:: WHAT THE TASK ASKS ::
Below are the records; copy out every line that holds the word "Ontario".

Records from a data collection:
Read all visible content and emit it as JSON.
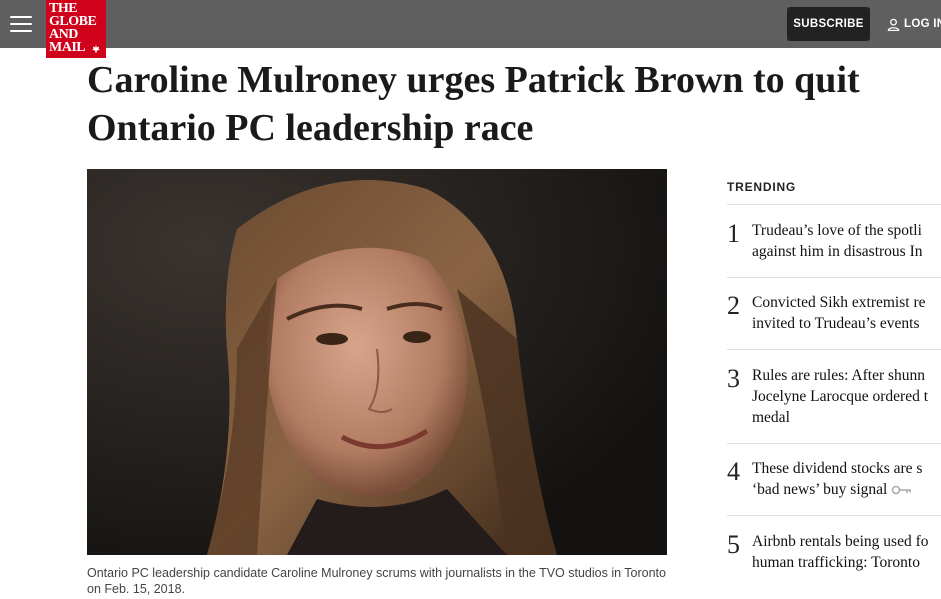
{
  "header": {
    "logo_lines": [
      "THE",
      "GLOBE",
      "AND",
      "MAIL"
    ],
    "subscribe_label": "SUBSCRIBE",
    "login_label": "LOG IN",
    "accent_color": "#d0021b",
    "bar_color": "#5f5f5f"
  },
  "article": {
    "headline": "Caroline Mulroney urges Patrick Brown to quit Ontario PC leadership race",
    "caption": "Ontario PC leadership candidate Caroline Mulroney scrums with journalists in the TVO studios in Toronto on Feb. 15, 2018."
  },
  "trending": {
    "title": "TRENDING",
    "items": [
      {
        "number": "1",
        "lines": [
          "Trudeau’s love of the spotli",
          "against him in disastrous In"
        ]
      },
      {
        "number": "2",
        "lines": [
          "Convicted Sikh extremist re",
          "invited to Trudeau’s events"
        ]
      },
      {
        "number": "3",
        "lines": [
          "Rules are rules: After shunn",
          "Jocelyne Larocque ordered t",
          "medal"
        ]
      },
      {
        "number": "4",
        "lines": [
          "These dividend stocks are s",
          "‘bad news’ buy signal"
        ],
        "icon": "key-icon"
      },
      {
        "number": "5",
        "lines": [
          "Airbnb rentals being used fo",
          "human trafficking: Toronto"
        ]
      }
    ]
  }
}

:: OUTPUT FOR THIS EXERCISE ::
    "headline": "Caroline Mulroney urges Patrick Brown to quit Ontario PC leadership race",
    "caption": "Ontario PC leadership candidate Caroline Mulroney scrums with journalists in the TVO studios in Toronto on Feb. 15, 2018."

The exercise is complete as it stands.